Ceres principals passed the recommendation onto their athletic directors. Siegel also asked the executive director of the Central Region School Insurance Group (CRSIG), a Joint Powers Authority which group buys workers compensation and property liability insurance, to weigh in. Susan Adams is in charge of risk management for the districts involved in CRSIG and was "astounded that we were using chiropractic physicals," said Siegel.

Siegel said the former practice was a "bad practice but one that could get the chiropractor in legal trouble and the district in trouble and it's unsafe for kids."

"Our primary concern is for the students of our students and if there's something wrong we need to catch it," said Siegel.

The scope of a medical assessment of students goes "way beyond" what chiropractors are legally allowed to practice, Siegel notes, such as heart and lung assessment. He said Lutes could get into legal trouble if he didn't catch something seriously wrong with a student and he signed off for them to play.

"He would be liable and he could lose his license," said Siegel.

Lutes said that a number of athletes have also been blind-sided by the change since they often cannot get appointments for physicals from medical doctors because of a backlogged that has disqualified them from playing this fall.

"A lot of these coaches send kids over that can't afford it so I do it for them for free and now I'm getting hecka kids coming in who can't get an appointment with a medical doctor because it's going to take a couple of months to get in so they can't play sports," said Lutes.

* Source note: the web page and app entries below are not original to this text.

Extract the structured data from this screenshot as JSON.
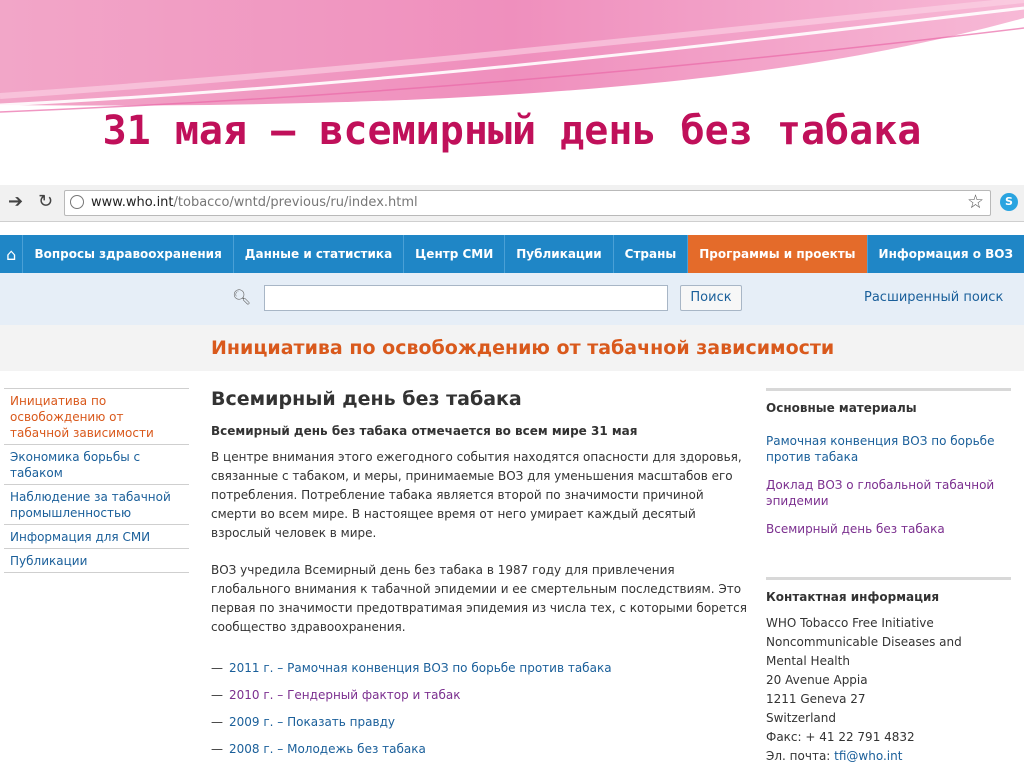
{
  "slide": {
    "title": "31 мая – всемирный день без табака"
  },
  "browser": {
    "url_host": "www.who.int",
    "url_path": "/tobacco/wntd/previous/ru/index.html"
  },
  "nav": {
    "items": [
      {
        "label": "Вопросы здравоохранения"
      },
      {
        "label": "Данные и статистика"
      },
      {
        "label": "Центр СМИ"
      },
      {
        "label": "Публикации"
      },
      {
        "label": "Страны"
      },
      {
        "label": "Программы и проекты"
      },
      {
        "label": "Информация о ВОЗ"
      }
    ]
  },
  "search": {
    "value": "",
    "button": "Поиск",
    "advanced": "Расширенный поиск"
  },
  "section": {
    "title": "Инициатива по освобождению от табачной зависимости"
  },
  "sidebar": {
    "items": [
      {
        "label": "Инициатива по освобождению от табачной зависимости"
      },
      {
        "label": "Экономика борьбы с табаком"
      },
      {
        "label": "Наблюдение за табачной промышленностью"
      },
      {
        "label": "Информация для СМИ"
      },
      {
        "label": "Публикации"
      }
    ]
  },
  "main": {
    "heading": "Всемирный день без табака",
    "lead": "Всемирный день без табака отмечается во всем мире 31 мая",
    "para1": "В центре внимания этого ежегодного события находятся опасности для здоровья, связанные с табаком, и меры, принимаемые ВОЗ для уменьшения масштабов его потребления. Потребление табака является второй по значимости причиной смерти во всем мире. В настоящее время от него умирает каждый десятый взрослый человек в мире.",
    "para2": "ВОЗ учредила Всемирный день без табака в 1987 году для привлечения глобального внимания к табачной эпидемии и ее смертельным последствиям. Это первая по значимости предотвратимая эпидемия из числа тех, с которыми борется сообщество здравоохранения.",
    "links": [
      {
        "label": "2011 г. – Рамочная конвенция ВОЗ по борьбе против табака"
      },
      {
        "label": "2010 г. – Гендерный фактор и табак"
      },
      {
        "label": "2009 г. – Показать правду"
      },
      {
        "label": "2008 г. – Молодежь без табака"
      }
    ]
  },
  "right": {
    "materials_heading": "Основные материалы",
    "materials": [
      {
        "label": "Рамочная конвенция ВОЗ по борьбе против табака"
      },
      {
        "label": "Доклад ВОЗ о глобальной табачной эпидемии"
      },
      {
        "label": "Всемирный день без табака"
      }
    ],
    "contact_heading": "Контактная информация",
    "contact_lines": [
      "WHO Tobacco Free Initiative",
      "Noncommunicable Diseases and",
      "Mental Health",
      "20 Avenue Appia",
      "1211 Geneva 27",
      "Switzerland",
      "Факс: + 41 22 791 4832"
    ],
    "email_label": "Эл. почта: ",
    "email": "tfi@who.int"
  },
  "colors": {
    "slide_title": "#c0105a",
    "nav_blue": "#1f86c6",
    "nav_active": "#e46b2a",
    "section_orange": "#d9591c",
    "link": "#1a5f9a",
    "visited": "#7b2f8f"
  },
  "icons": {
    "back": "back-arrow-icon",
    "reload": "reload-icon",
    "site": "globe-icon",
    "bookmark": "star-icon",
    "skype": "skype-icon",
    "home": "home-icon",
    "search": "magnifier-icon"
  }
}
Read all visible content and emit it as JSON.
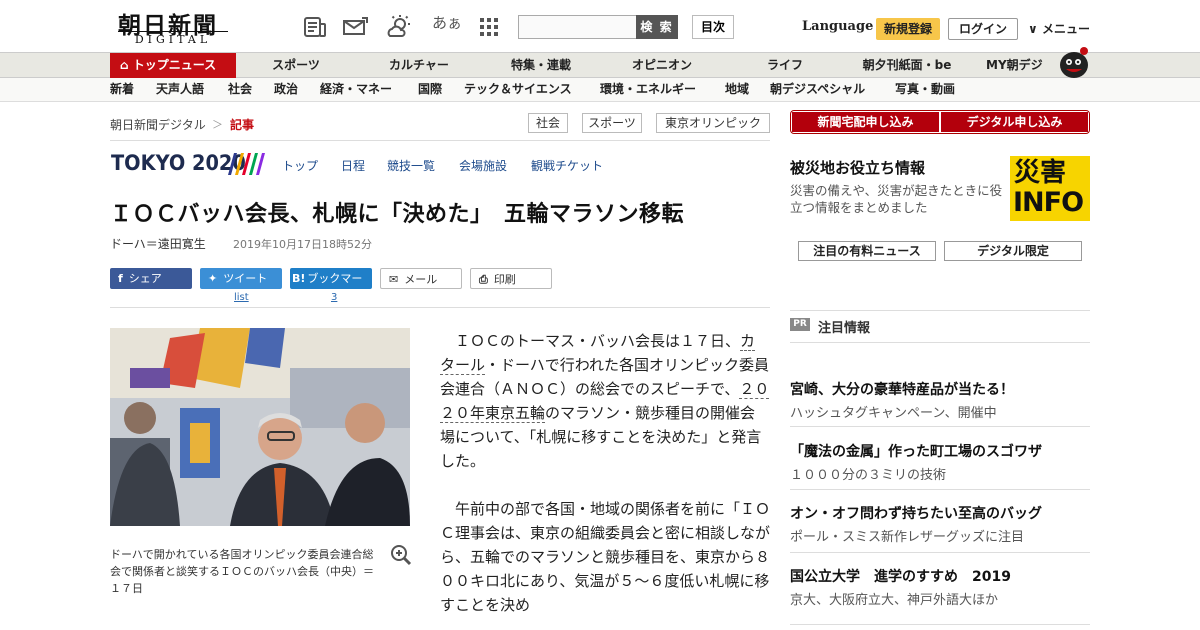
{
  "header": {
    "logo_jp": "朝日新聞",
    "logo_en": "DIGITAL",
    "font_size_label": "あぁ",
    "search_button": "検 索",
    "toc_button": "目次",
    "language": "Language",
    "signup": "新規登録",
    "login": "ログイン",
    "menu": "メニュー"
  },
  "nav_primary": {
    "top_news": "トップニュース",
    "items": [
      "スポーツ",
      "カルチャー",
      "特集・連載",
      "オピニオン",
      "ライフ",
      "朝夕刊紙面・be",
      "MY朝デジ"
    ]
  },
  "nav_secondary": {
    "items": [
      "新着",
      "天声人語",
      "社会",
      "政治",
      "経済・マネー",
      "国際",
      "テック＆サイエンス",
      "環境・エネルギー",
      "地域",
      "朝デジスペシャル",
      "写真・動画"
    ]
  },
  "breadcrumb": {
    "home": "朝日新聞デジタル",
    "sep": "＞",
    "current": "記事"
  },
  "tags": [
    "社会",
    "スポーツ",
    "東京オリンピック"
  ],
  "tokyo": {
    "logo": "TOKYO 2020",
    "links": [
      "トップ",
      "日程",
      "競技一覧",
      "会場施設",
      "観戦チケット"
    ],
    "stripe_colors": [
      "#2d3a8c",
      "#f2a900",
      "#e4002b",
      "#00a651",
      "#8a2be2"
    ]
  },
  "article": {
    "headline": "ＩＯＣバッハ会長、札幌に「決めた」　五輪マラソン移転",
    "byline": "ドーハ＝遠田寛生",
    "date": "2019年10月17日18時52分",
    "share": {
      "share": "シェア",
      "tweet": "ツイート",
      "bookmark": "ブックマーク",
      "mail": "メール",
      "print": "印刷",
      "tweet_count": "list",
      "bookmark_count": "3"
    },
    "caption": "ドーハで開かれている各国オリンピック委員会連合総会で関係者と談笑するＩＯＣのバッハ会長（中央）＝１７日",
    "p1_a": "ＩＯＣのトーマス・バッハ会長は１７日、",
    "p1_link1": "カタール",
    "p1_b": "・ドーハで行われた各国オリンピック委員会連合（ＡＮＯＣ）の総会でのスピーチで、",
    "p1_link2": "２０２０年東京五輪",
    "p1_c": "のマラソン・競歩種目の開催会場について、「札幌に移すことを決めた」と発言した。",
    "p2": "午前中の部で各国・地域の関係者を前に「ＩＯＣ理事会は、東京の組織委員会と密に相談しながら、五輪でのマラソンと競歩種目を、東京から８００キロ北にあり、気温が５～６度低い札幌に移すことを決め"
  },
  "sidebar": {
    "btn_delivery": "新聞宅配申し込み",
    "btn_digital": "デジタル申し込み",
    "disaster_title": "被災地お役立ち情報",
    "disaster_desc": "災害の備えや、災害が起きたときに役立つ情報をまとめました",
    "disaster_badge_kanji": "災害",
    "disaster_badge_en": "INFO",
    "tab_paid": "注目の有料ニュース",
    "tab_digital": "デジタル限定",
    "pr_badge": "PR",
    "pr_title": "注目情報",
    "pr_items": [
      {
        "title": "宮崎、大分の豪華特産品が当たる！",
        "sub": "ハッシュタグキャンペーン、開催中"
      },
      {
        "title": "「魔法の金属」作った町工場のスゴワザ",
        "sub": "１０００分の３ミリの技術"
      },
      {
        "title": "オン・オフ問わず持ちたい至高のバッグ",
        "sub": "ポール・スミス新作レザーグッズに注目"
      },
      {
        "title": "国公立大学　進学のすすめ　2019",
        "sub": "京大、大阪府立大、神戸外語大ほか"
      }
    ]
  },
  "colors": {
    "brand_red": "#c40d13",
    "signup_yellow": "#f7c64a",
    "share_blue": "#2c6ab0",
    "twitter_blue": "#3b8fd6",
    "hatena_blue": "#1f7fc8"
  }
}
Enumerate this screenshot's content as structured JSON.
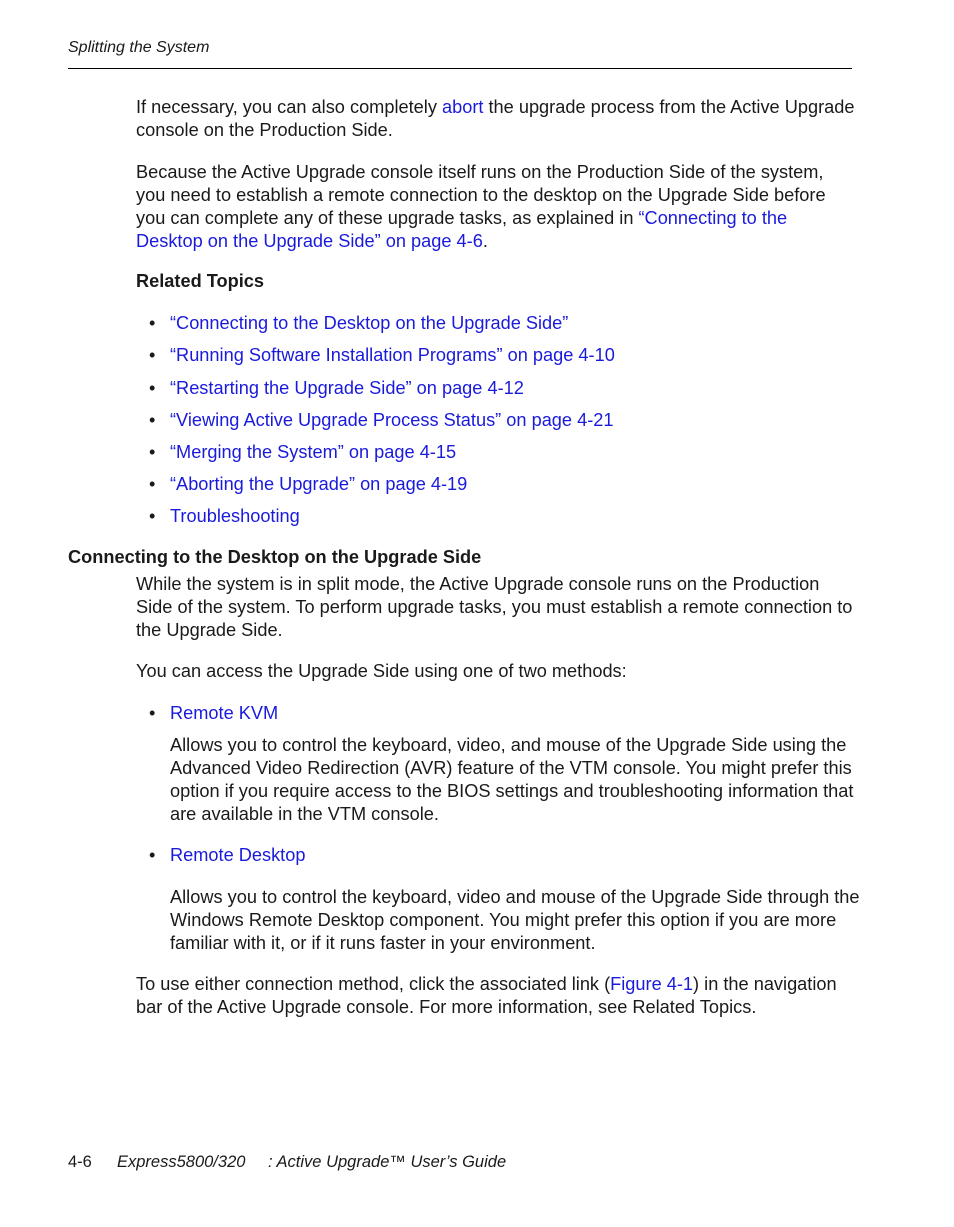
{
  "header": {
    "running_title": "Splitting the System"
  },
  "intro": {
    "p1_before": "If necessary, you can also completely ",
    "p1_link": "abort",
    "p1_after": " the upgrade process from the Active Upgrade console on the Production Side.",
    "p2_before": "Because the Active Upgrade console itself runs on the Production Side of the system, you need to establish a remote connection to the desktop on the Upgrade Side before you can complete any of these upgrade tasks, as explained in ",
    "p2_link": "“Connecting to the Desktop on the Upgrade Side” on page 4-6",
    "p2_after": "."
  },
  "related_topics": {
    "heading": "Related Topics",
    "items": [
      "“Connecting to the Desktop on the Upgrade Side”",
      "“Running Software Installation Programs” on page 4-10",
      "“Restarting the Upgrade Side” on page 4-12",
      "“Viewing Active Upgrade Process Status” on page 4-21",
      "“Merging the System” on page 4-15",
      "“Aborting the Upgrade” on page 4-19",
      "Troubleshooting"
    ]
  },
  "section": {
    "heading": "Connecting to the Desktop on the Upgrade Side",
    "p1": "While the system is in split mode, the Active Upgrade console runs on the Production Side of the system. To perform upgrade tasks, you must establish a remote connection to the Upgrade Side.",
    "p2": "You can access the Upgrade Side using one of two methods:",
    "methods": [
      {
        "label": "Remote KVM",
        "description": "Allows you to control the keyboard, video, and mouse of the Upgrade Side using the Advanced Video Redirection (AVR) feature of the VTM console. You might prefer this option if you require access to the BIOS settings and troubleshooting information that are available in the VTM console."
      },
      {
        "label": "Remote Desktop",
        "description": "Allows you to control the keyboard, video and mouse of the Upgrade Side through the Windows Remote Desktop component. You might prefer this option if you are more familiar with it, or if it runs faster in your environment."
      }
    ],
    "p3_before": "To use either connection method, click the associated link (",
    "p3_link": "Figure 4-1",
    "p3_after": ") in the navigation bar of the Active Upgrade console. For more information, see Related Topics."
  },
  "footer": {
    "page_number": "4-6",
    "product": "Express5800/320",
    "guide_title": ": Active Upgrade™ User’s Guide"
  },
  "bullet_glyph": "•",
  "link_color": "#1a1adc"
}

Lutes said in years past he has done about 75 physicals on Ceres and Central Valley High athletes each year as well as Pop Warner football teams. He has also performed physicals on neighboring high school districts, including Hughson, Modesto and Turlock.

"Now they're just saying Ceres can't do it - and Waterford too - because they're tied into the same insurance carrier," said Lutes.

Lutes feels that it's a conflict of interest that Siegel sits on the CRSIG board of directors. However, Siegel said he has no financial interests in the non-profit JPA and the CRSIG board didn't take a vote to change policy.

According to the Schools Insurance Authority, the CIF has never stated that chiropractors may legally execute sports physical forms or serve as team doctors. The CIF rejected a request by the California Chiropractic Association to change its rules and recognize chiropractors as authorized to conduct such activities. The NCAA, the CIF (Southern Section), the Los Angeles Unified School District and other groups have limited or rejected the use of chiropractors in these roles.

In addition, Schools Insurance Authority stated on its website that: "Having a chiropractor serve as a "team doctor" then potentially places the individual, and the district, at potential violation of law." Chiropractors are authorized to perform certain types of limited examinations and evaluations, however, there is no statutory authorization for a chiropractor to perform sports physicals.

Siegel said athletes at the junior high school level are now also being required to get sports physicals. Lutes, however, said the district has been accepting physicals from him and a competitor chiropractor in Ceres. Siegel said, however, blamed the acceptance on clerical errors.